June 26th, 2009  |  Lucas Otto

>Interested in monitoring your employees’ computer-related movements? Worried your employer might be watching “too closely” while you are sitting in front of your computer? In Brahmana v Lembo, N.D. Cal. May 20, 2009, one employee, one employer and a federal trial court in California are about to at least decide if monitoring down to the very keystroke violates privacy rights, or at least those rights under the Electronic Communications Privacy Act (ECPA). This law sets out the stipulations for the access, use, disclosure, interception and privacy protections of electronic communications.

The employee in the case alleged that his employer unlawfully monitored his computer keystrokes in order to obtain the password to his personal email account, and the employee bolstered this argument by alleging that the employer knew information that was never shared and could have only been known by reading his personal emails. According to the employee, his employer used monitoring tools such as local area network analyzers and key loggers to record his keystrokes when he entered his email password, in violation of the ECPA. The employer sought a dismissal of this claim

The Ninth Circuit Court noted that gaining access to stored electronic information does not violate the ECPA; however, the Act is implicated when electronic communications are “intercepted” during transmission. The court therefore reasoned that the employee’s allegations were “… sufficient to render plausible the claim that [the employee’s] communications were monitored in some way, but they do not specify whether the particular means of monitoring might monitor keystrokes that had actually affected interstate commerce,” as required by the statute. Because some means of the alleged monitoring may constitute a violation of federal law, the employee’s complaint was not dismissed.

As this case proceeds, the impact its final decision delivers will most certainly prove to have a powerful effect on both employer and employee. On the one hand, employees today often rely heavily on their workplace computer, and the Internet has proven to be both a valuable working tool, as well as an “escape” during the workday.

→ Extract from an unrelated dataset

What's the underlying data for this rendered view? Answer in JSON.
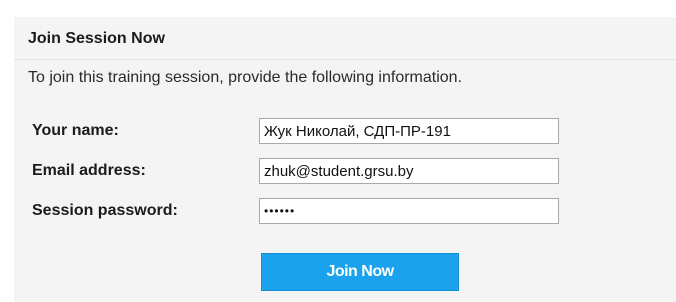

On the other hand, while employers know a happy employee is a productive employee, “productivity” is always the key, and most employers want employees working, not surfing, and so the use of monitoring software seems to be one way to curb excessive Internet use.

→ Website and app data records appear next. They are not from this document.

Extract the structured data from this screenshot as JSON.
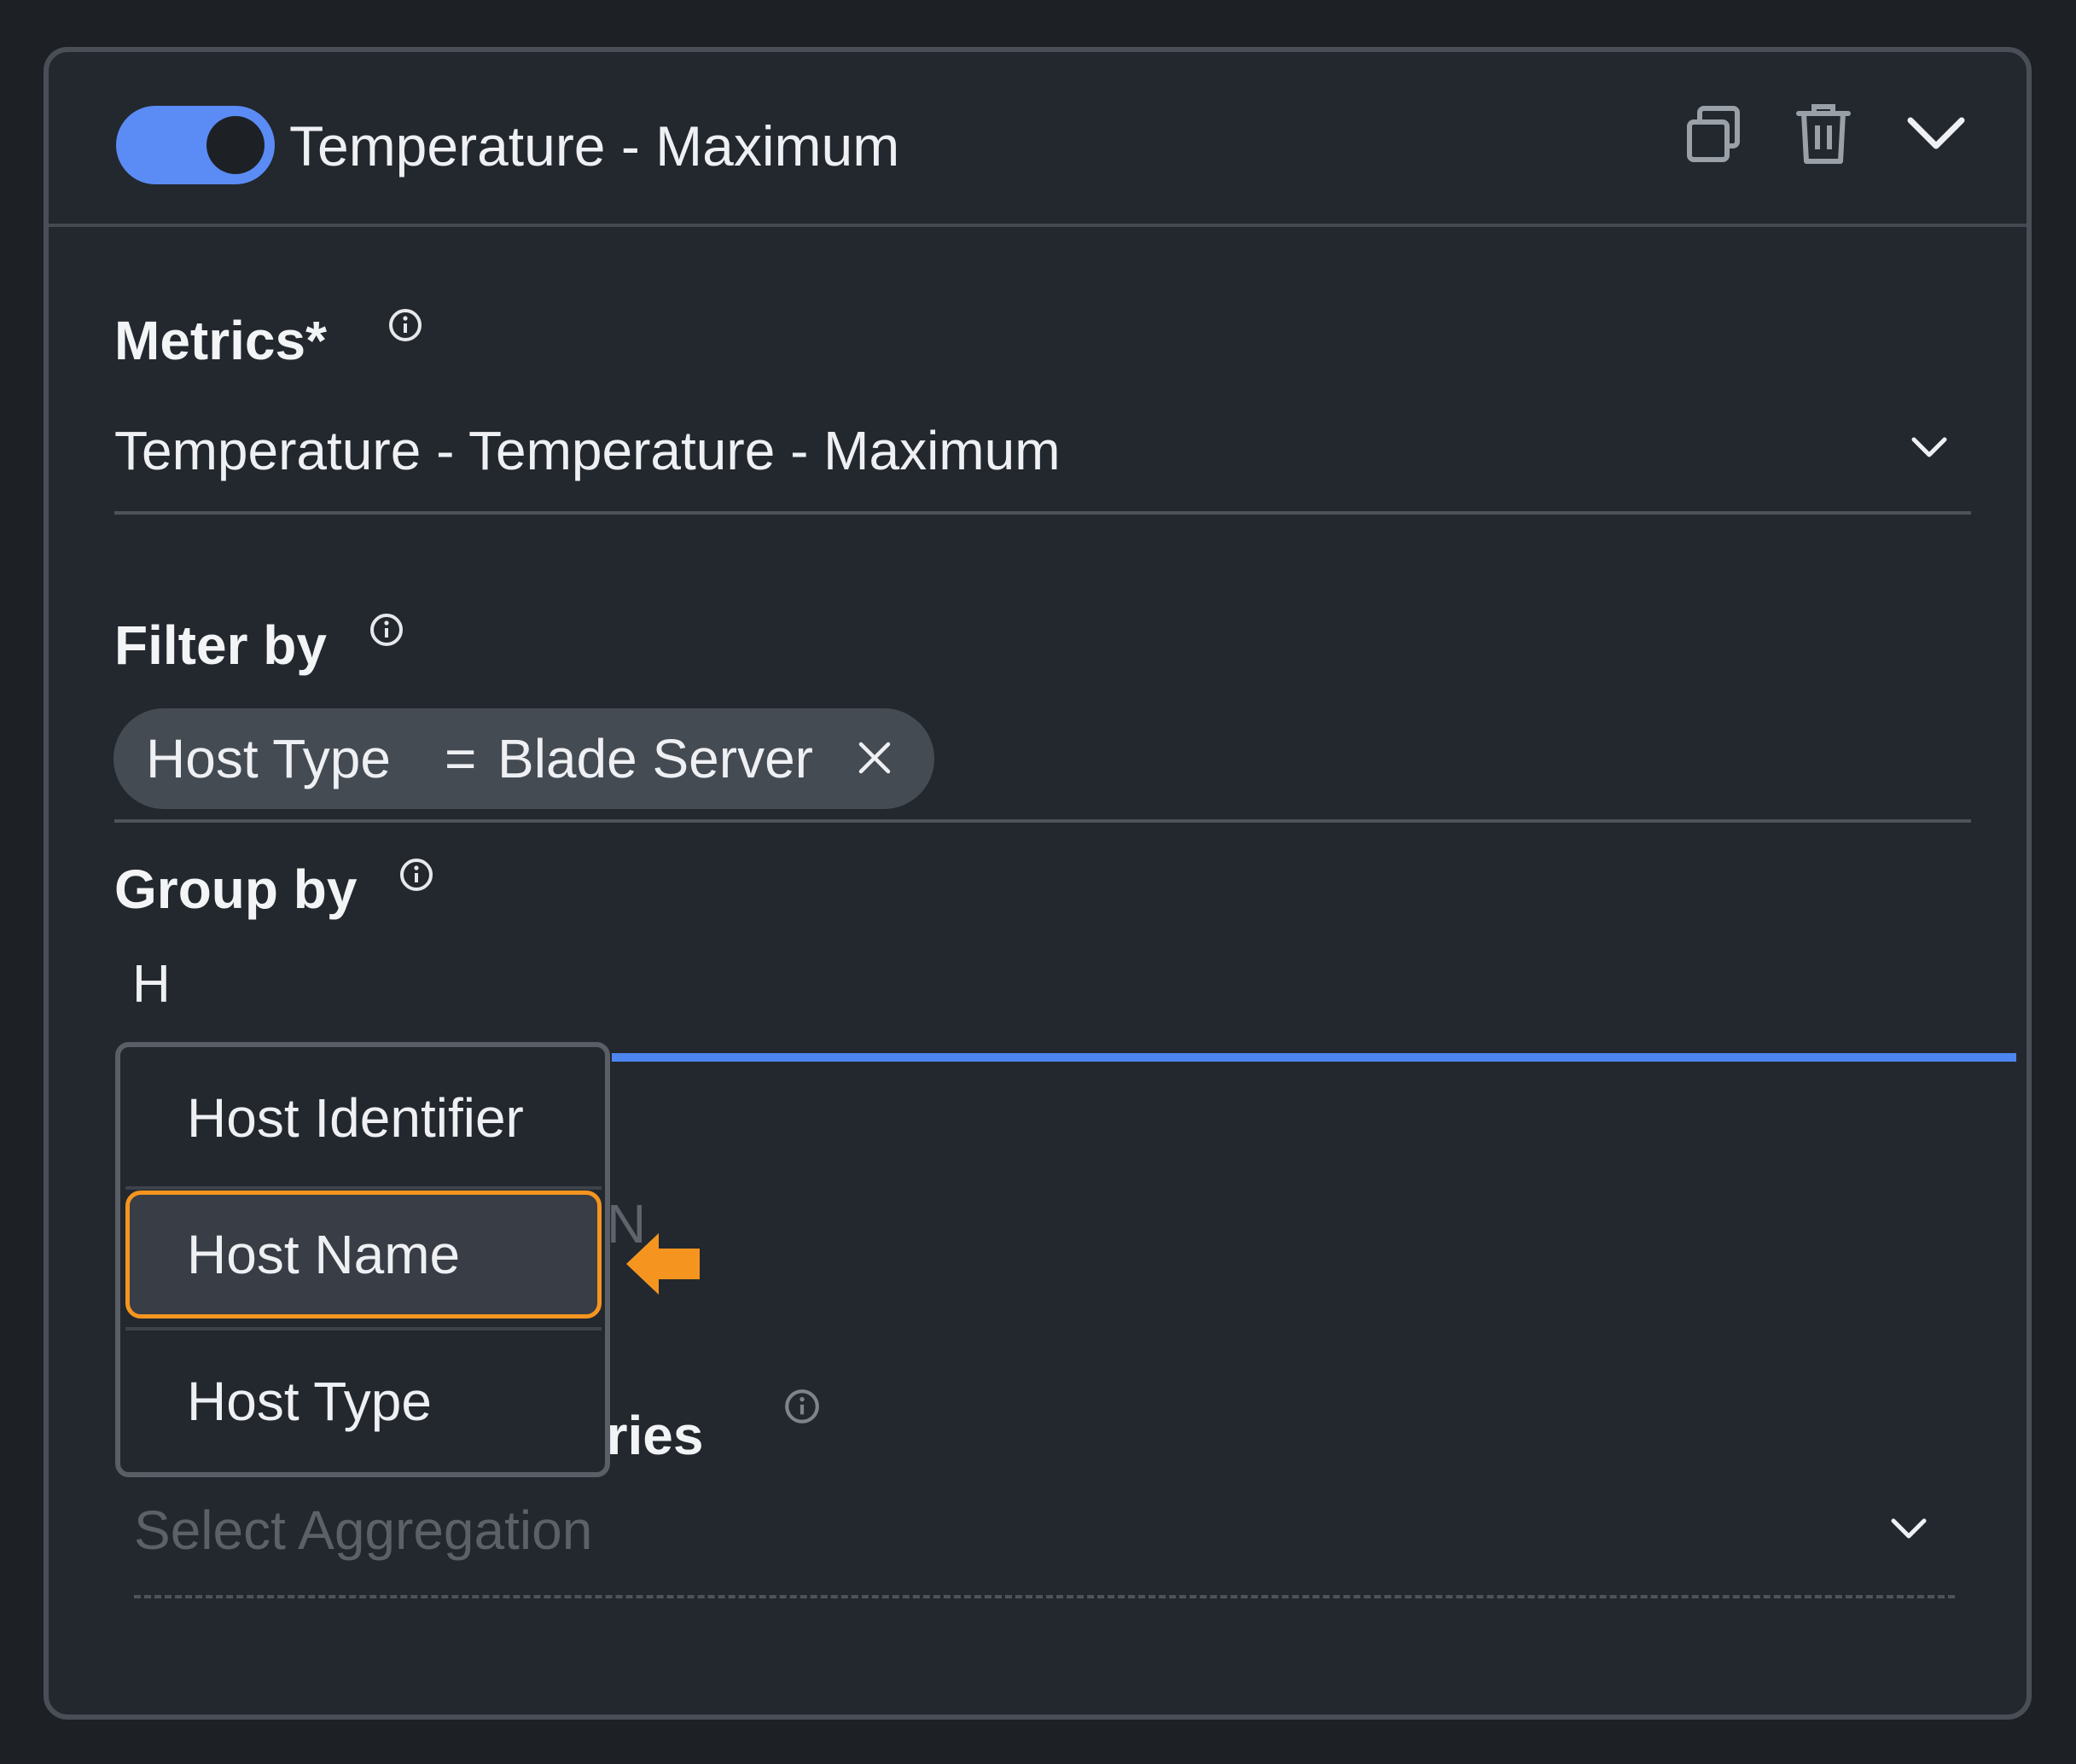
{
  "header": {
    "toggle_state": "on",
    "title": "Temperature - Maximum",
    "icons": [
      "copy-icon",
      "trash-icon",
      "chevron-down-icon"
    ]
  },
  "metrics": {
    "label": "Metrics*",
    "selected": "Temperature - Temperature - Maximum"
  },
  "filter_by": {
    "label": "Filter by",
    "chip": {
      "key": "Host Type",
      "operator": "=",
      "value": "Blade Server"
    }
  },
  "group_by": {
    "label": "Group by",
    "input_value": "H",
    "partial_hidden_text": "N"
  },
  "dropdown": {
    "items": [
      "Host Identifier",
      "Host Name",
      "Host Type"
    ],
    "highlighted": "Host Name"
  },
  "aggregate": {
    "label_partial": "eries",
    "placeholder": "Select Aggregation"
  },
  "colors": {
    "background": "#23282e",
    "toggle": "#5b8cf5",
    "accent_line": "#4d86f0",
    "highlight": "#f59520"
  }
}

Moving forward, the employer’s defense will provide an idea of what it did or did not do, and whether it actually monitored keystrokes and intercepted private information, and whether this was a violation of the ECPA. But a question that may not get posed, but is certainly on the minds of both employer and employee is: If this type of monitoring is legal, does an employer have carte blanche to monitor an employee’s computer use, and if so, how will that impact the workplace?